  • Identify and analyze the interests, motivations and behaviors of millennials and their media habits in relation to various types of science content;
  • Test a range of public media science content, including text, audio, graphics and video, using multiple media platforms, audience research, and engagement tactics to learn how to better meet millennials’ needs around scientific news and information;
  • Develop a set of best practices for journalists and media companies to reach and engage millennials with science media by leveraging the combined expertise of science media professionals and science communication academics.

Heading up the project are Landrum and Sue Ellen McCann of KQED’s science unit, in consultation with Kahan, a professor of law and psychology at Yale Law School’s Cultural Cognition Project. Landrum, now at the Science Communication and Cognition Lab of Texas Tech University, said, “Dan and I are excited to use our extensive research on the science of science communication and science curiosity as a springboard for helping KQED and the overall public media system figure out how best to optimize their great science content for engaging millennials.” Kahan added, “It is a tremendously gratifying experience to be working with KQED on this project. This is exactly the sort of collaboration between scholars and professional communicators needed to advance the science of science communication.”

KQED organized an exploratory national survey of millennial science media habits in the spring and summer of 2018, conducted by Jacobs Media Strategies in collaboration with Landrum, Kahan, and a number of media partners, including NPR News, PBS NewsHour, and Scientific American. Last winter, a second survey, commissioned by KQED and led by Texas Tech University and the Cultural Cognition Project, was conducted by Motta and supported in part by APPC. The results of both surveys can be found here.

For more information about the “Cracking the Code” project, read KQED’s news release here.
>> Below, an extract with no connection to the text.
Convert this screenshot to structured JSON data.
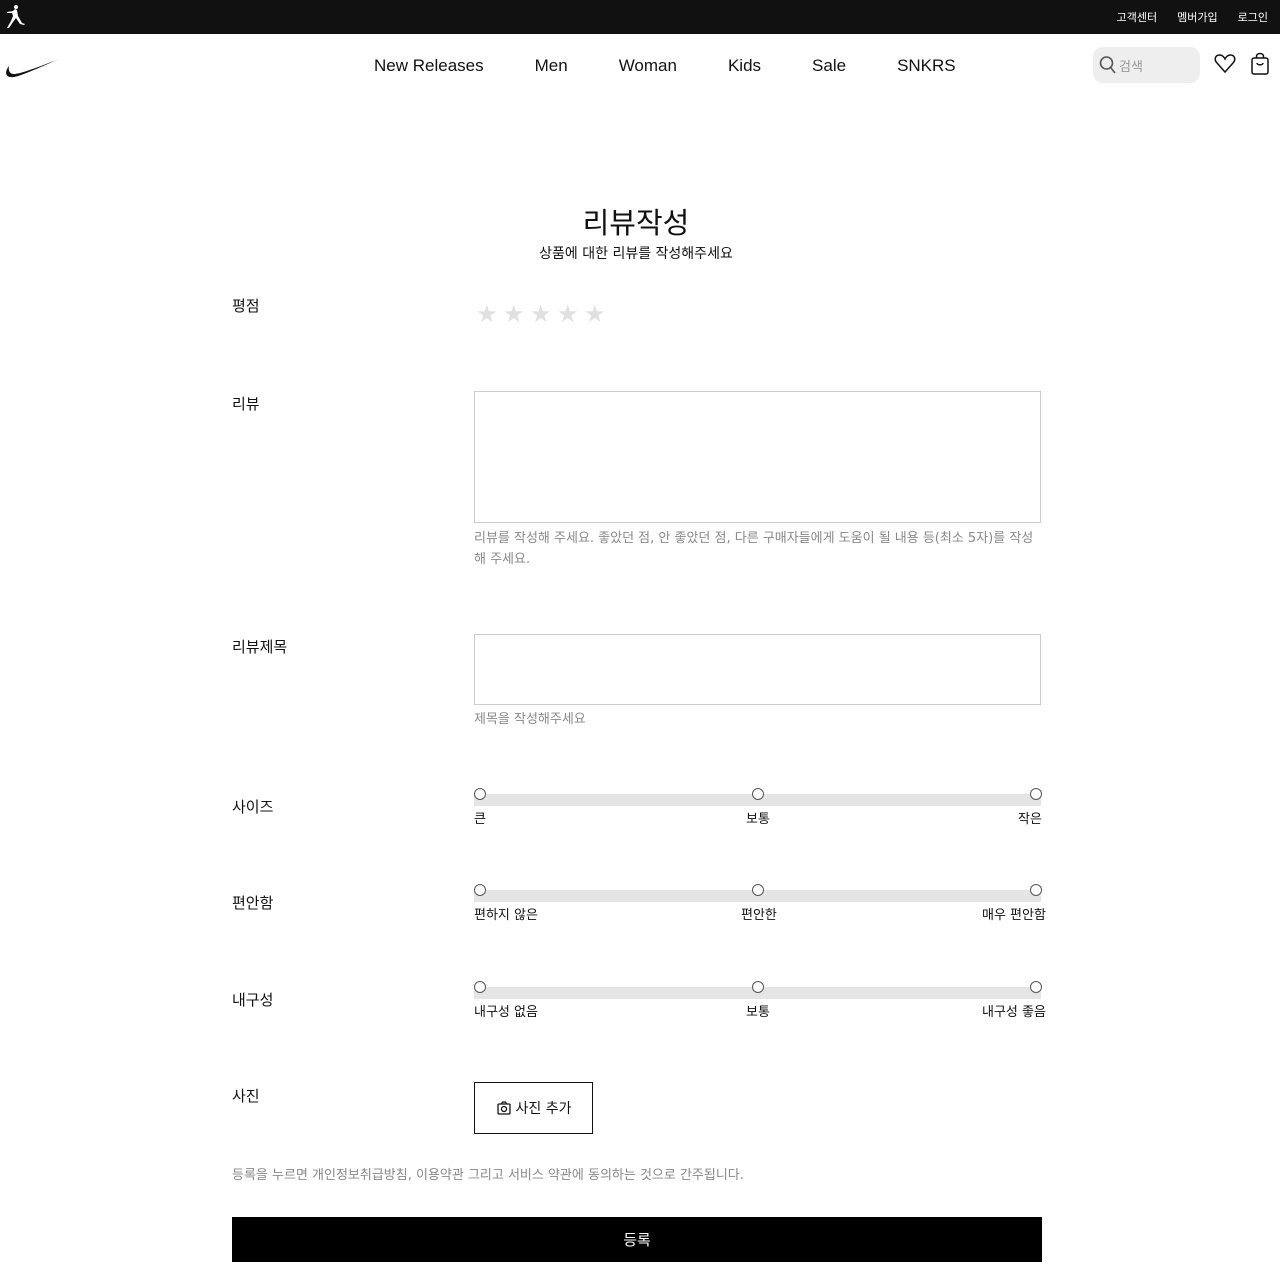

The project’s website will feature regular updates and findings, as well as the final report.